> Work instruction
Restate the records that follow. Every word must match.

> Dataset entries

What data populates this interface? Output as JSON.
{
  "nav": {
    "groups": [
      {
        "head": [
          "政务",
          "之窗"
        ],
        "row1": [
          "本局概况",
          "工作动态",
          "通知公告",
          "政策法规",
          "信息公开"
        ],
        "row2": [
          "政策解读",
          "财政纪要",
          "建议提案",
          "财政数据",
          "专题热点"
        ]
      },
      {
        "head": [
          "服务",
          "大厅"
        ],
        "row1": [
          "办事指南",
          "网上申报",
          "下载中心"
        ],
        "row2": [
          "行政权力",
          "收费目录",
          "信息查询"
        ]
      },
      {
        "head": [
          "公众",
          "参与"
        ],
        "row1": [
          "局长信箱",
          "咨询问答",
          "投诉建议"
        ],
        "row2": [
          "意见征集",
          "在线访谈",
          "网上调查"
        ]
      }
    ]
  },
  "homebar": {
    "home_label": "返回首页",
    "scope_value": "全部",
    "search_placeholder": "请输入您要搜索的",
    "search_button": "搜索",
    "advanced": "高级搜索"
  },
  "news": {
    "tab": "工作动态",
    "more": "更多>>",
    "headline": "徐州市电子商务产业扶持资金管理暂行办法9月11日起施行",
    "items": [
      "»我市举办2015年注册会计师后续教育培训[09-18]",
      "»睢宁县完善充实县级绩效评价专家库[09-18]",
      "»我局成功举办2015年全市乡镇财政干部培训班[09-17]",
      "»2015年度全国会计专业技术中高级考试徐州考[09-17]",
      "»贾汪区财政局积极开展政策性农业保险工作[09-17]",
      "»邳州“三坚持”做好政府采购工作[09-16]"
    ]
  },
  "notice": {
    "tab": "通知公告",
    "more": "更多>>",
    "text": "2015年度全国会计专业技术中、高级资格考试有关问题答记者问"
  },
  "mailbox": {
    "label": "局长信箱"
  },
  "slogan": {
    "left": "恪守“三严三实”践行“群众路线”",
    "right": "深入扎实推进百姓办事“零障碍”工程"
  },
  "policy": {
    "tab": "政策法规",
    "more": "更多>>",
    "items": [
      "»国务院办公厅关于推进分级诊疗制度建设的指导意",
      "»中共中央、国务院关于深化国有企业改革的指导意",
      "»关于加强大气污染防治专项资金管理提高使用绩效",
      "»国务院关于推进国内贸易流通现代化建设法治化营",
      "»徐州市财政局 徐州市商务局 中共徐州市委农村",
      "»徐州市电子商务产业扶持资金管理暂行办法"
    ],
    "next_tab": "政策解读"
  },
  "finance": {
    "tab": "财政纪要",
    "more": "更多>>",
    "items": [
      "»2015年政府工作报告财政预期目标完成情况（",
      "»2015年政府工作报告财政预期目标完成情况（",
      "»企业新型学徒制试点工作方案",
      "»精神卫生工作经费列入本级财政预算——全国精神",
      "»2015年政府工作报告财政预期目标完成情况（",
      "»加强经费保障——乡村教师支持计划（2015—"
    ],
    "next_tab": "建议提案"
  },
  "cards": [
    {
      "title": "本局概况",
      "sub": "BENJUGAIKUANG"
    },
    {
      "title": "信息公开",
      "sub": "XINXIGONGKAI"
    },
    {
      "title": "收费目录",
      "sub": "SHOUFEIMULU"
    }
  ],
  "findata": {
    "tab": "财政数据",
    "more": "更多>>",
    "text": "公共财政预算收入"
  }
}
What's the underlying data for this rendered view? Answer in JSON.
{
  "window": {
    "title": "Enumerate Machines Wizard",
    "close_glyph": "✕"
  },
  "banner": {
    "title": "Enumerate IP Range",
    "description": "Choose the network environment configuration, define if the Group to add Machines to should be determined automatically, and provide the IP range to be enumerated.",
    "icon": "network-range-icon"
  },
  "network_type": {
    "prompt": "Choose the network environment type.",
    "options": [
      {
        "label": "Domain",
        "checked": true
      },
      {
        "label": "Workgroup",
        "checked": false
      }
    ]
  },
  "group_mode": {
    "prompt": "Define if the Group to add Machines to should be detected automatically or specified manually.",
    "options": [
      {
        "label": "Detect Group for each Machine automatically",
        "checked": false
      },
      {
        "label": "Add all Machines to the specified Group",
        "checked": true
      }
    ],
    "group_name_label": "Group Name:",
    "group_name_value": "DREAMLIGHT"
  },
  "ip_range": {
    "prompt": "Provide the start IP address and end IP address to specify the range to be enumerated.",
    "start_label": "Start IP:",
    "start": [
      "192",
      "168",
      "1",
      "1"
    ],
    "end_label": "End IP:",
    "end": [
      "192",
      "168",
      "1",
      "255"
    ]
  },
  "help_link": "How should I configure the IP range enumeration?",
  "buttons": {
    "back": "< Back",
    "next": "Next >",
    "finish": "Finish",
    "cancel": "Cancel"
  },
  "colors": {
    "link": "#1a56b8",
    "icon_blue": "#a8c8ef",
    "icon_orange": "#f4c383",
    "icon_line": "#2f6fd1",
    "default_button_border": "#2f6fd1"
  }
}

> Exercise result
What data populates this interface? Output as JSON.
{
  "nav": {
    "groups": [
      {
        "head": [
          "政务",
          "之窗"
        ],
        "row1": [
          "本局概况",
          "工作动态",
          "通知公告",
          "政策法规",
          "信息公开"
        ],
        "row2": [
          "政策解读",
          "财政纪要",
          "建议提案",
          "财政数据",
          "专题热点"
        ]
      },
      {
        "head": [
          "服务",
          "大厅"
        ],
        "row1": [
          "办事指南",
          "网上申报",
          "下载中心"
        ],
        "row2": [
          "行政权力",
          "收费目录",
          "信息查询"
        ]
      },
      {
        "head": [
          "公众",
          "参与"
        ],
        "row1": [
          "局长信箱",
          "咨询问答",
          "投诉建议"
        ],
        "row2": [
          "意见征集",
          "在线访谈",
          "网上调查"
        ]
      }
    ]
  },
  "homebar": {
    "home_label": "返回首页",
    "scope_value": "全部",
    "search_placeholder": "请输入您要搜索的",
    "search_button": "搜索",
    "advanced": "高级搜索"
  },
  "news": {
    "tab": "工作动态",
    "more": "更多>>",
    "headline": "徐州市电子商务产业扶持资金管理暂行办法9月11日起施行",
    "items": [
      "»我市举办2015年注册会计师后续教育培训[09-18]",
      "»睢宁县完善充实县级绩效评价专家库[09-18]",
      "»我局成功举办2015年全市乡镇财政干部培训班[09-17]",
      "»2015年度全国会计专业技术中高级考试徐州考[09-17]",
      "»贾汪区财政局积极开展政策性农业保险工作[09-17]",
      "»邳州“三坚持”做好政府采购工作[09-16]"
    ]
  },
  "notice": {
    "tab": "通知公告",
    "more": "更多>>",
    "text": "2015年度全国会计专业技术中、高级资格考试有关问题答记者问"
  },
  "mailbox": {
    "label": "局长信箱"
  },
  "slogan": {
    "left": "恪守“三严三实”践行“群众路线”",
    "right": "深入扎实推进百姓办事“零障碍”工程"
  },
  "policy": {
    "tab": "政策法规",
    "more": "更多>>",
    "items": [
      "»国务院办公厅关于推进分级诊疗制度建设的指导意",
      "»中共中央、国务院关于深化国有企业改革的指导意",
      "»关于加强大气污染防治专项资金管理提高使用绩效",
      "»国务院关于推进国内贸易流通现代化建设法治化营",
      "»徐州市财政局 徐州市商务局 中共徐州市委农村",
      "»徐州市电子商务产业扶持资金管理暂行办法"
    ],
    "next_tab": "政策解读"
  },
  "finance": {
    "tab": "财政纪要",
    "more": "更多>>",
    "items": [
      "»2015年政府工作报告财政预期目标完成情况（",
      "»2015年政府工作报告财政预期目标完成情况（",
      "»企业新型学徒制试点工作方案",
      "»精神卫生工作经费列入本级财政预算——全国精神",
      "»2015年政府工作报告财政预期目标完成情况（",
      "»加强经费保障——乡村教师支持计划（2015—"
    ],
    "next_tab": "建议提案"
  },
  "cards": [
    {
      "title": "本局概况",
      "sub": "BENJUGAIKUANG"
    },
    {
      "title": "信息公开",
      "sub": "XINXIGONGKAI"
    },
    {
      "title": "收费目录",
      "sub": "SHOUFEIMULU"
    }
  ],
  "findata": {
    "tab": "财政数据",
    "more": "更多>>",
    "text": "公共财政预算收入"
  }
}
What's the underlying data for this rendered view? Answer in JSON.
{
  "window": {
    "title": "Enumerate Machines Wizard",
    "close_glyph": "✕"
  },
  "banner": {
    "title": "Enumerate IP Range",
    "description": "Choose the network environment configuration, define if the Group to add Machines to should be determined automatically, and provide the IP range to be enumerated.",
    "icon": "network-range-icon"
  },
  "network_type": {
    "prompt": "Choose the network environment type.",
    "options": [
      {
        "label": "Domain",
        "checked": true
      },
      {
        "label": "Workgroup",
        "checked": false
      }
    ]
  },
  "group_mode": {
    "prompt": "Define if the Group to add Machines to should be detected automatically or specified manually.",
    "options": [
      {
        "label": "Detect Group for each Machine automatically",
        "checked": false
      },
      {
        "label": "Add all Machines to the specified Group",
        "checked": true
      }
    ],
    "group_name_label": "Group Name:",
    "group_name_value": "DREAMLIGHT"
  },
  "ip_range": {
    "prompt": "Provide the start IP address and end IP address to specify the range to be enumerated.",
    "start_label": "Start IP:",
    "start": [
      "192",
      "168",
      "1",
      "1"
    ],
    "end_label": "End IP:",
    "end": [
      "192",
      "168",
      "1",
      "255"
    ]
  },
  "help_link": "How should I configure the IP range enumeration?",
  "buttons": {
    "back": "< Back",
    "next": "Next >",
    "finish": "Finish",
    "cancel": "Cancel"
  },
  "colors": {
    "link": "#1a56b8",
    "icon_blue": "#a8c8ef",
    "icon_orange": "#f4c383",
    "icon_line": "#2f6fd1",
    "default_button_border": "#2f6fd1"
  }
}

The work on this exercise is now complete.